Additional Funding Needed: $310 million
The Northeast Corridor commission calls the Baltimore and Potomac tunnels—which date back to the Civil War—a "primary chokepoint." Train volume is limited as four tracks narrow down to two, and speed decreases, too, down to 30 mph. There's a little bit of money on hand, and plans for preliminary engineering and environmental reports before 2020, but Amtrak and the Maryland DOT need another $310 million to complete the design and start the reconstruction.
Susquehanna River Bridge Replacement
Additional Funding Needed: $405 million
The Susquehanna River Bridge, a movable span in Maryland, is identified by the Northeast Corridor commission as a terrible bottleneck "badly in need of replacement." For nearly a mile, four tracks go down to two, restricting speeds and volume.

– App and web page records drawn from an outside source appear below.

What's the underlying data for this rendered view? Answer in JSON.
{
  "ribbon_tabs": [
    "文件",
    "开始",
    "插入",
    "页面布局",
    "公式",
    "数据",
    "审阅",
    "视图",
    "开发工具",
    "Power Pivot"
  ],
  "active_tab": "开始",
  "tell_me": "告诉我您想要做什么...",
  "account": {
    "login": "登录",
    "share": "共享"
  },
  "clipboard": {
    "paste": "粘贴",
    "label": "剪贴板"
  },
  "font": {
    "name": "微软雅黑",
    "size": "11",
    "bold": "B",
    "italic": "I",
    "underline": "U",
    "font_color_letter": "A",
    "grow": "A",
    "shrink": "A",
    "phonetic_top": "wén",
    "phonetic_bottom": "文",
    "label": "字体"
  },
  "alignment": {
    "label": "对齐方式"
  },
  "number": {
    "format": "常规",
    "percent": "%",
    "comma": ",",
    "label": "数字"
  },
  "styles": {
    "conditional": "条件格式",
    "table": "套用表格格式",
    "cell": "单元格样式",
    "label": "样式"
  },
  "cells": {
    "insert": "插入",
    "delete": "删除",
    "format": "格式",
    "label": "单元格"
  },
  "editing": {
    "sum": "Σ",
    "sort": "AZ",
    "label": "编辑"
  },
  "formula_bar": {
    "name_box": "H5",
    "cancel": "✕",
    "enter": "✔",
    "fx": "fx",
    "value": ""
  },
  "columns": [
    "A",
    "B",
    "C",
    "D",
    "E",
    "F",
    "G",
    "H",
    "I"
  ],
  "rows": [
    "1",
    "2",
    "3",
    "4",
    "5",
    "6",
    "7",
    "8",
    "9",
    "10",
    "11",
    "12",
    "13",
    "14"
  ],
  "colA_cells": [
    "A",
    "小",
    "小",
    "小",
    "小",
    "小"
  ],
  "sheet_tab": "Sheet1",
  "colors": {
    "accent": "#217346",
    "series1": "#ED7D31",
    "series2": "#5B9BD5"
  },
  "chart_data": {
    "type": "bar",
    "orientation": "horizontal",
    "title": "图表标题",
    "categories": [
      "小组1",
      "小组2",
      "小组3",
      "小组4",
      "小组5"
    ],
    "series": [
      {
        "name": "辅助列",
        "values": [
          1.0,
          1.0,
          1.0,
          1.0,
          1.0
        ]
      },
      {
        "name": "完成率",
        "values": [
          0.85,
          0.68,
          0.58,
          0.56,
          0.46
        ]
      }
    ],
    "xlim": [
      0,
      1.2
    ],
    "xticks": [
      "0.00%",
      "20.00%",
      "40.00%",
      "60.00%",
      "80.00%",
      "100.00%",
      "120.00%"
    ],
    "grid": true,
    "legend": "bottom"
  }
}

A "modern high-level, fixed structure" is being planned, with preliminary engineering and environmental work in progress; if the additional funding were secured, construction could start within the 2016-2020 timeline.
Portal Bridge North

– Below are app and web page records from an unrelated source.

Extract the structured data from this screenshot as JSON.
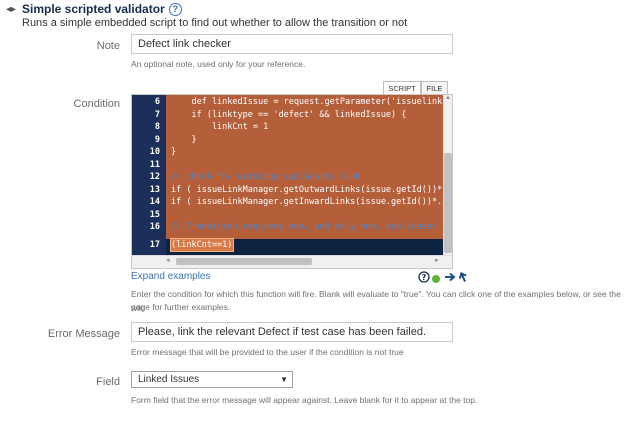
{
  "header": {
    "title": "Simple scripted validator",
    "subtitle": "Runs a simple embedded script to find out whether to allow the transition or not"
  },
  "note": {
    "label": "Note",
    "value": "Defect link checker",
    "help": "An optional note, used only for your reference."
  },
  "condition": {
    "label": "Condition",
    "tabs": [
      "SCRIPT",
      "FILE"
    ],
    "active_tab": "SCRIPT",
    "code_lines": [
      {
        "n": "6",
        "text": "    def linkedIssue = request.getParameter('issuelinks-"
      },
      {
        "n": "7",
        "text": "    if (linktype == 'defect' && linkedIssue) {"
      },
      {
        "n": "8",
        "text": "        linkCnt = 1"
      },
      {
        "n": "9",
        "text": "    }"
      },
      {
        "n": "10",
        "text": "}"
      },
      {
        "n": "11",
        "text": ""
      },
      {
        "n": "12",
        "text": "// check for existing duplicates link"
      },
      {
        "n": "13",
        "text": "if ( issueLinkManager.getOutwardLinks(issue.getId())*.i"
      },
      {
        "n": "14",
        "text": "if ( issueLinkManager.getInwardLinks(issue.getId())*.is"
      },
      {
        "n": "15",
        "text": ""
      },
      {
        "n": "16",
        "text": "// Transition requires one, and only one, duplicates li"
      },
      {
        "n": "17",
        "text": "(linkCnt==1)"
      }
    ],
    "expand_examples": "Expand examples",
    "help_line1": "Enter the condition for which this function will fire. Blank will evaluate to \"true\". You can click one of the examples below, or see the wiki",
    "help_line2": "page for further examples."
  },
  "error_message": {
    "label": "Error Message",
    "value": "Please, link the relevant Defect if test case has been failed.",
    "help": "Error message that will be provided to the user if the condition is not true"
  },
  "field": {
    "label": "Field",
    "selected": "Linked Issues",
    "help": "Form field that the error message will appear against. Leave blank for it to appear at the top."
  },
  "colors": {
    "code_background": "#b55f3a",
    "gutter": "#1c2f5a",
    "link": "#3b73af"
  }
}
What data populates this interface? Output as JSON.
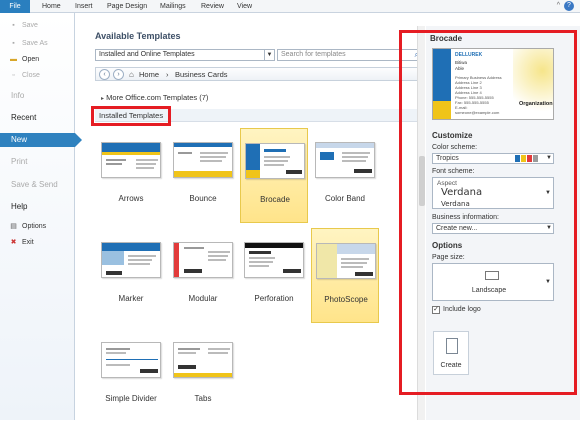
{
  "ribbon": {
    "file_tab": "File",
    "tabs": [
      "Home",
      "Insert",
      "Page Design",
      "Mailings",
      "Review",
      "View"
    ],
    "help": "?",
    "minimize": "^"
  },
  "backstage": {
    "save": "Save",
    "save_as": "Save As",
    "open": "Open",
    "close": "Close",
    "info": "Info",
    "recent": "Recent",
    "new": "New",
    "print": "Print",
    "save_send": "Save & Send",
    "help": "Help",
    "options": "Options",
    "exit": "Exit"
  },
  "main": {
    "title": "Available Templates",
    "filter_value": "Installed and Online Templates",
    "search_placeholder": "Search for templates",
    "nav": {
      "home": "Home",
      "separator": "›",
      "current": "Business Cards"
    },
    "more_link": "More Office.com Templates (7)",
    "section": "Installed Templates",
    "templates": [
      {
        "name": "Arrows"
      },
      {
        "name": "Bounce"
      },
      {
        "name": "Brocade"
      },
      {
        "name": "Color Band"
      },
      {
        "name": "Marker"
      },
      {
        "name": "Modular"
      },
      {
        "name": "Perforation"
      },
      {
        "name": "PhotoScope"
      },
      {
        "name": "Simple Divider"
      },
      {
        "name": "Tabs"
      }
    ]
  },
  "panel": {
    "title": "Brocade",
    "preview": {
      "company": "DELLUREK",
      "name": "Bitiwa",
      "title": "Able",
      "lines": [
        "Primary Business Address",
        "Address Line 2",
        "Address Line 3",
        "Address Line 4",
        "Phone: 555-555-5555",
        "Fax: 555-555-5555",
        "E-mail:",
        "someone@example.com"
      ],
      "org": "Organization"
    },
    "customize": "Customize",
    "color_scheme_label": "Color scheme:",
    "color_scheme_value": "Tropics",
    "swatches": [
      "#1f6fb5",
      "#f0c419",
      "#e23b3b",
      "#9b9b9b"
    ],
    "font_scheme_label": "Font scheme:",
    "font_scheme": {
      "name": "Aspect",
      "heading": "Verdana",
      "body": "Verdana"
    },
    "business_info_label": "Business information:",
    "business_info_value": "Create new...",
    "options": "Options",
    "page_size_label": "Page size:",
    "page_size_value": "Landscape",
    "include_logo": "Include logo",
    "create": "Create"
  }
}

Additional Funding Needed: $1.02 billion
Yes—that is billion with a "b." But reconstructing the Portal Bridge over the Hackensack River in northeastern New Jersey is worth it. The century-plus-old span, finished in 1910, creates "one of the most persistent reliability challenges" on the entire Northeast Corridor, according the commission. That train speeds must drop to 60 mph from 90 mph in this section isn't the worst of it; the bridge has to open for water traffic about 100 times a year, with the resulting delays averaging 15 minutes. And when there's a malfunction—as occurred 15 times in 2014—the delay hits 72 minutes a pop.
The good news is designs are in hand. The bad news is the money to realize them is not.
The Gateway Program
Additional Funding Needed: $610 million
Perhaps the most high-profile project on the Northeast Corridor wish list is the Gateway Program to build two new train tunnels under the Hudson River (and rebuild the existing ones). All told, Gateway would "nearly double rail capacity," according to the commission, and also address some of the terrible infrastructure damage suffered during Superstorm Sandy. But the price tag is great, and the urgency is even greater: Amtrak officials have said repairs will require them to shut down tunnel tracks for a year—a procedure that will cause major delays for intercity travel in the absence of new capacity.
Additional Funding Needed: $51 million
The Moynihan Station project would create a new passenger annex for Amtrak travelers going through jam-packed Penn Station. That's a far less critical need than new track capacity, but it would certainly be a welcome one for America's most heavily used transit hub. The Northeast Corridor commission says $51 million is needed to complete phase two of the development—a seemingly attainable figure that's well below the $200 million reportedly needed as of last September.
Pelham Bay Bridge Replacement
Additional Funding Needed: $165 million
The Pelham Bay Bridge, which dates back to 1907, creates a bottleneck for intercity travel heading north from New York. Speed must drop to 45 mph to cross the span. Worse still, the bridge "occasionally fails to properly close" after opening for marine traffic, according to the Northeast Corridor commission. Amtrak would like to replace the bridge with a new one that adds additional boat clearance—removing the need to open so frequently—but it has precisely $0 in hand for a project that will require $165 million to advance into environmental review and final design.
Connecticut River Bridge Replacement
Additional Funding Needed: $661 million
The Connecticut River Bridge is another piece of infrastructure between New York and Boston that dates back to 1907. "Many key elements of the bridge have reached the end of their design life and require extensive maintenance to remain in operable condition," according to the commission. The targeted $661 million would help Amtrak complete design, preliminary engineering, and initial construction of a new span that would not only improve reliability but also cut travel times.